Data about app and page elements:
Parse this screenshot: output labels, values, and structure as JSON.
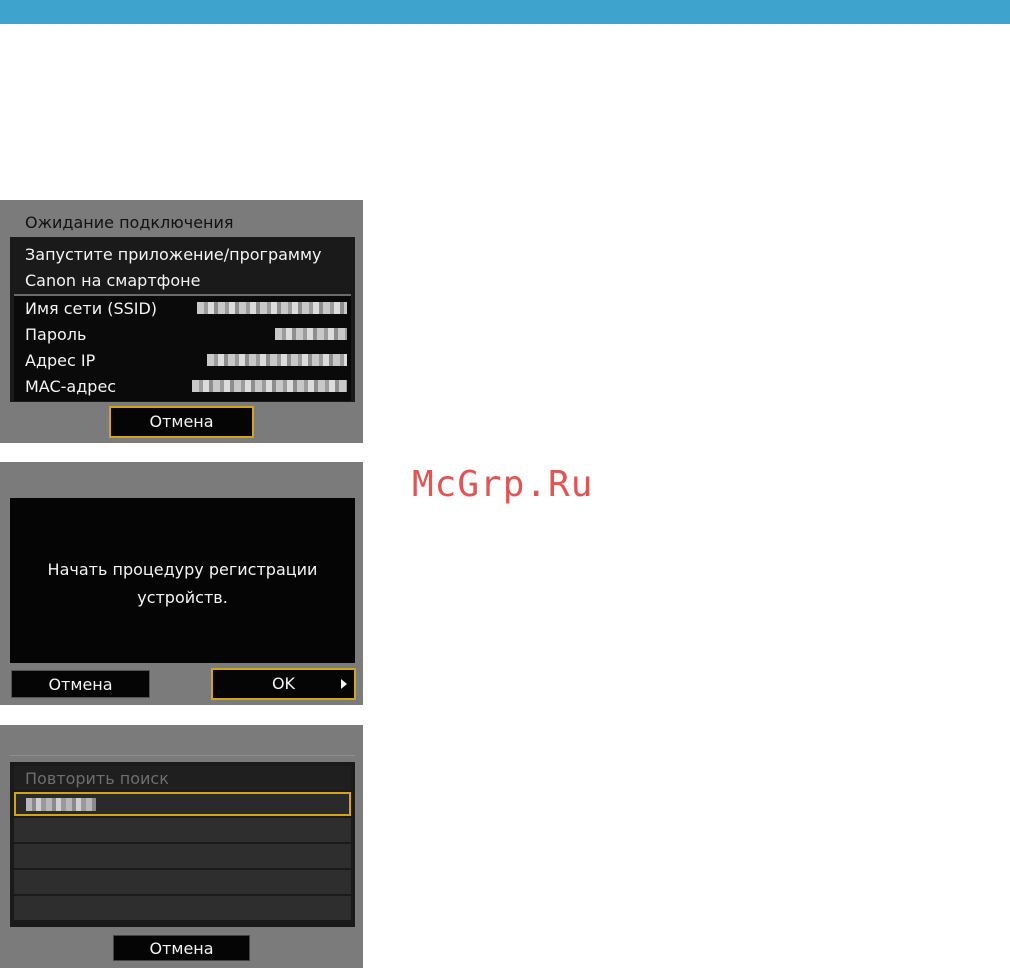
{
  "colors": {
    "top_bar": "#3ea3cd",
    "screen_bg": "#7b7b7b",
    "selection_border": "#d4a417",
    "watermark": "#e25454"
  },
  "screen1": {
    "title": "Ожидание подключения",
    "instruction_line1": "Запустите приложение/программу",
    "instruction_line2": "Canon на смартфоне",
    "info": [
      {
        "label": "Имя сети (SSID)"
      },
      {
        "label": "Пароль"
      },
      {
        "label": "Адрес IP"
      },
      {
        "label": "MAC-адрес"
      }
    ],
    "cancel_label": "Отмена"
  },
  "screen2": {
    "message_line1": "Начать процедуру регистрации",
    "message_line2": "устройств.",
    "cancel_label": "Отмена",
    "ok_label": "OK"
  },
  "screen3": {
    "retry_label": "Повторить поиск",
    "cancel_label": "Отмена"
  },
  "watermark": "McGrp.Ru"
}
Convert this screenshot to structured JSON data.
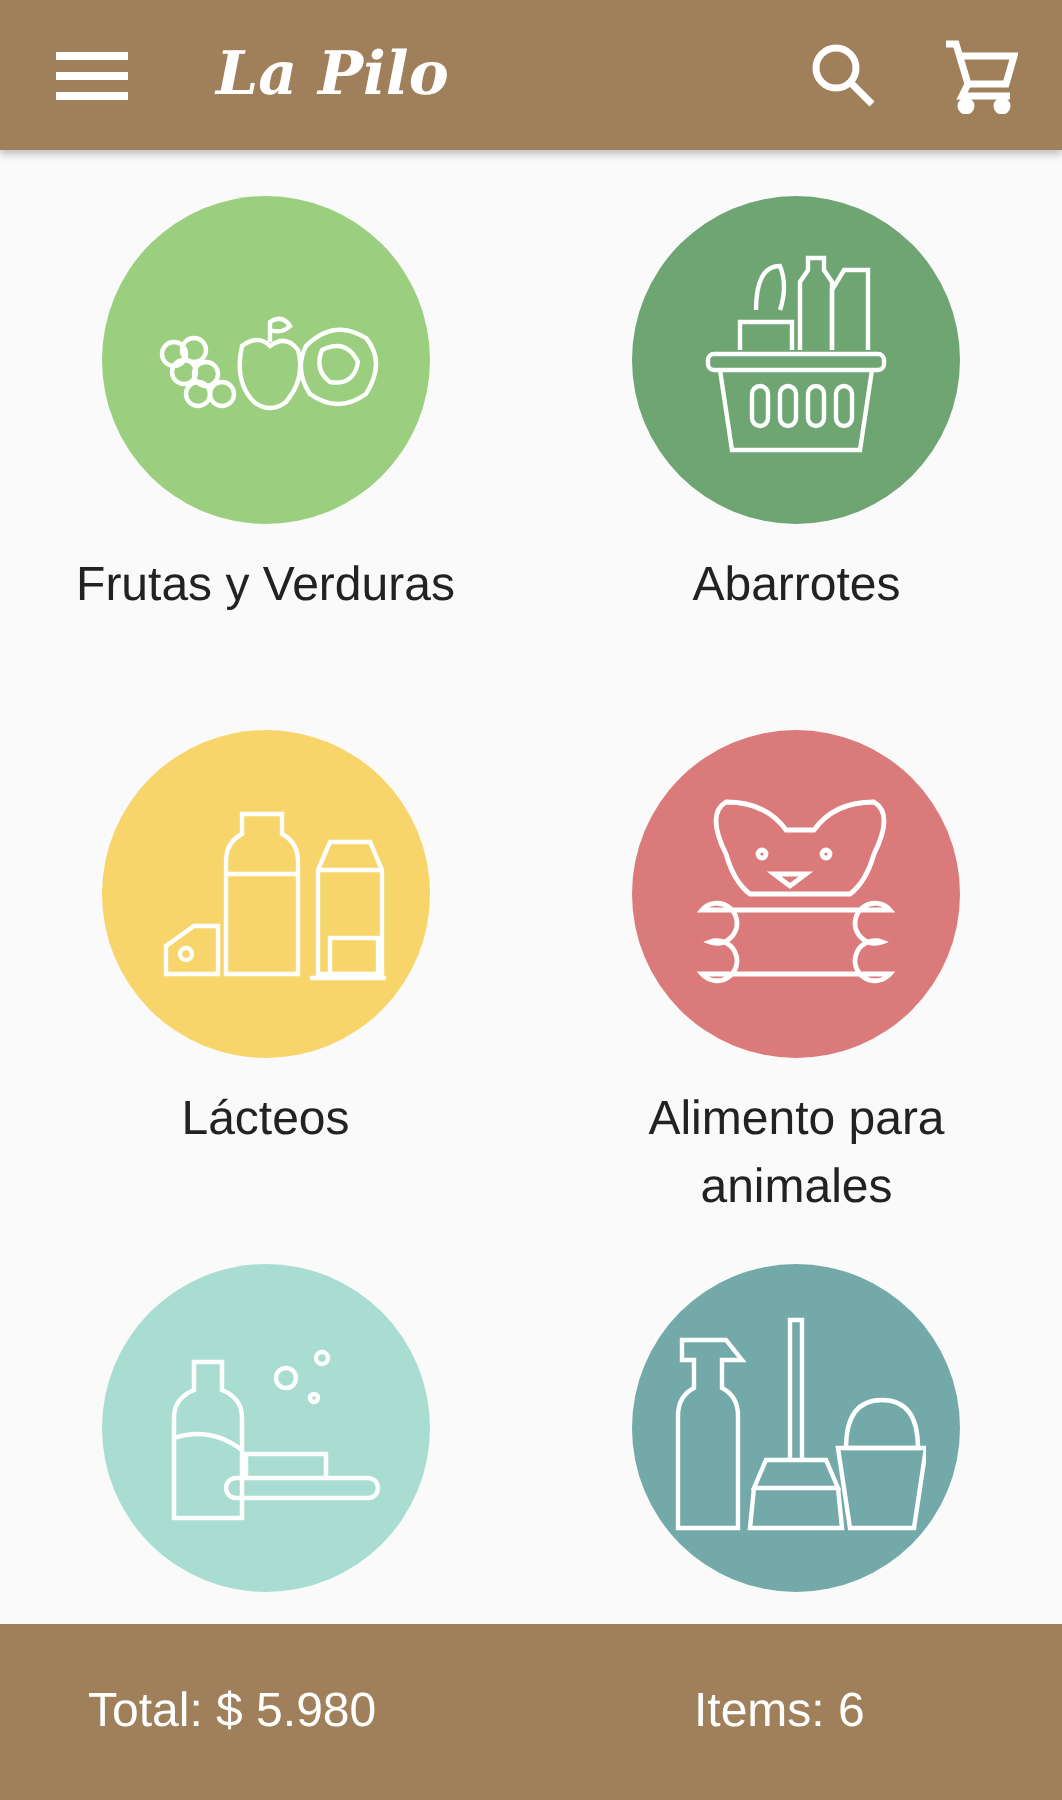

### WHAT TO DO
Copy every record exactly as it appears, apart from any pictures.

### RESPONSE AREA
Parse this screenshot: output labels, values, and structure as JSON.
{
  "colors": {
    "top_bar": "#3ea3cd",
    "screen_bg": "#7b7b7b",
    "selection_border": "#d4a417",
    "watermark": "#e25454"
  },
  "screen1": {
    "title": "Ожидание подключения",
    "instruction_line1": "Запустите приложение/программу",
    "instruction_line2": "Canon на смартфоне",
    "info": [
      {
        "label": "Имя сети (SSID)"
      },
      {
        "label": "Пароль"
      },
      {
        "label": "Адрес IP"
      },
      {
        "label": "MAC-адрес"
      }
    ],
    "cancel_label": "Отмена"
  },
  "screen2": {
    "message_line1": "Начать процедуру регистрации",
    "message_line2": "устройств.",
    "cancel_label": "Отмена",
    "ok_label": "OK"
  },
  "screen3": {
    "retry_label": "Повторить поиск",
    "cancel_label": "Отмена"
  },
  "watermark": "McGrp.Ru"
}
Convert this screenshot to structured JSON data.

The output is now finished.